> **Your goal**
Find the word "name" in the listing below. Copy every line that has it.

> **Supplied data**
---+---

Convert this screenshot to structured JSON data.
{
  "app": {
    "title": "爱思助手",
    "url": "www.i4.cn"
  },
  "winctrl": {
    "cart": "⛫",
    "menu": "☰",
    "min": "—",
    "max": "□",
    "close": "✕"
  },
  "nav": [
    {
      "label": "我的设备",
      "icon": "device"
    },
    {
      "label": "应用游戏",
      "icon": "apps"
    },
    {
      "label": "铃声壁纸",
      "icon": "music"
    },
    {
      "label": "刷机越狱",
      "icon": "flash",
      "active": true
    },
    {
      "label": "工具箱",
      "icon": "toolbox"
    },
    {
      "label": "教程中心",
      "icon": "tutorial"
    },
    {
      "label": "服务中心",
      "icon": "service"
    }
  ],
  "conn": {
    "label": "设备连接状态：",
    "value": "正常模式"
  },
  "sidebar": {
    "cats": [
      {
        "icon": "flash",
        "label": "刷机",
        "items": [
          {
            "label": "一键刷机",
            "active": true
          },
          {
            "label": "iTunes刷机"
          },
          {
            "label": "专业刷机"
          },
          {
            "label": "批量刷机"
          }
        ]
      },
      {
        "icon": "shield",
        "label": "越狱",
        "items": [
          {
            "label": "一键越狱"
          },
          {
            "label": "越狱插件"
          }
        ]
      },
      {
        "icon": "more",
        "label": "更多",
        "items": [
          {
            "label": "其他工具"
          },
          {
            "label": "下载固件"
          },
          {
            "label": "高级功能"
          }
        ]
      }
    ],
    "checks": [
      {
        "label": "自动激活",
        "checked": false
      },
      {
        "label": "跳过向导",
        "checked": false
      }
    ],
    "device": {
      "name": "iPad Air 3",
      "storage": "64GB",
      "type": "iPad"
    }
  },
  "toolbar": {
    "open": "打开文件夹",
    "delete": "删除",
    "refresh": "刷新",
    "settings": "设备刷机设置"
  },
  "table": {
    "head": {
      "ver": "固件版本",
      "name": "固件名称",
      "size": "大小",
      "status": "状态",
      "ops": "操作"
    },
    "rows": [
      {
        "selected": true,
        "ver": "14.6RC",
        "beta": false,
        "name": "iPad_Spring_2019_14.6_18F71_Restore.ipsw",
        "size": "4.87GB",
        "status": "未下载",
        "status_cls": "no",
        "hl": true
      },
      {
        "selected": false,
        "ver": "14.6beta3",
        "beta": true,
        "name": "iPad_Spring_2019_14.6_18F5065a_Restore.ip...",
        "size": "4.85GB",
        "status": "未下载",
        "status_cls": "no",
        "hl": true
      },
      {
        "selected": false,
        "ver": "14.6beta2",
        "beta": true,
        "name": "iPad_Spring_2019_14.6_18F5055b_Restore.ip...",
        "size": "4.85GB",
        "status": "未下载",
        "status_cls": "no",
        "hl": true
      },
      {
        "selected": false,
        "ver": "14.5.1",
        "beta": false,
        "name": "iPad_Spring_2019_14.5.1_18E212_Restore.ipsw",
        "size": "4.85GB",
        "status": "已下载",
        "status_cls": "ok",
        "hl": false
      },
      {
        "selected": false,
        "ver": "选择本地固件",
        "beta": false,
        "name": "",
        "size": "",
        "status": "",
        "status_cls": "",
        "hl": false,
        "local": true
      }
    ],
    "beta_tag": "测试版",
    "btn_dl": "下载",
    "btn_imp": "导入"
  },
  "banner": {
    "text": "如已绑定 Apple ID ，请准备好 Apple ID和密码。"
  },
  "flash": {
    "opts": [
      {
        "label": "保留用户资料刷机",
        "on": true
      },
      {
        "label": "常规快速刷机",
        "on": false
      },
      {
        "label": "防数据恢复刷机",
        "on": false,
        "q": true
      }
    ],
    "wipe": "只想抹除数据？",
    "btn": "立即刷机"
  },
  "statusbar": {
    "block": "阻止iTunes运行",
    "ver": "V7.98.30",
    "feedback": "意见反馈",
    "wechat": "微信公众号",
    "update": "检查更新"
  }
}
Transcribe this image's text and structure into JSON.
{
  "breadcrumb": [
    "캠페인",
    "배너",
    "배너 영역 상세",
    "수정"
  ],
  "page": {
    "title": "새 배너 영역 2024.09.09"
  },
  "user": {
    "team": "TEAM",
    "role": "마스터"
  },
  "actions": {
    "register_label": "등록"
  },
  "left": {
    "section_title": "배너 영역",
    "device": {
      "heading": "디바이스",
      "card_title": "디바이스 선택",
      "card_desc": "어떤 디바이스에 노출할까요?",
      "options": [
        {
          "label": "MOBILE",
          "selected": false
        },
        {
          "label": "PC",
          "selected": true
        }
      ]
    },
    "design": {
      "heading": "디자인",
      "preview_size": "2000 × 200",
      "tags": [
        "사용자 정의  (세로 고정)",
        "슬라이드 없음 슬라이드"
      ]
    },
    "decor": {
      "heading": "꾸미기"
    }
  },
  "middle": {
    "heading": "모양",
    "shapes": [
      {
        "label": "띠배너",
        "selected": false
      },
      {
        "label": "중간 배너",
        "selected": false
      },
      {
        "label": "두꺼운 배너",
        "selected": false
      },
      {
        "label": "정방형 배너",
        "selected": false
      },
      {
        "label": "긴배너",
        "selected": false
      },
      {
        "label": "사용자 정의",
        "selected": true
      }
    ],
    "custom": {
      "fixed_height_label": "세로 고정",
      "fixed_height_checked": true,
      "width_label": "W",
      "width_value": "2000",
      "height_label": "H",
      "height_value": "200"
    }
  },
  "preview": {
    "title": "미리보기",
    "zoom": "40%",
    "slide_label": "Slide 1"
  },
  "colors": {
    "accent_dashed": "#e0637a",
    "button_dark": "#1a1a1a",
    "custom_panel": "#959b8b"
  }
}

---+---

> **Result of this task**
      "name": "iPad Air 3",
      "name": "固件名称",
        "name": "iPad_Spring_2019_14.6_18F71_Restore.ipsw",
        "name": "iPad_Spring_2019_14.6_18F5065a_Restore.ip...",
        "name": "iPad_Spring_2019_14.6_18F5055b_Restore.ip...",
        "name": "iPad_Spring_2019_14.5.1_18E212_Restore.ipsw",
        "name": "",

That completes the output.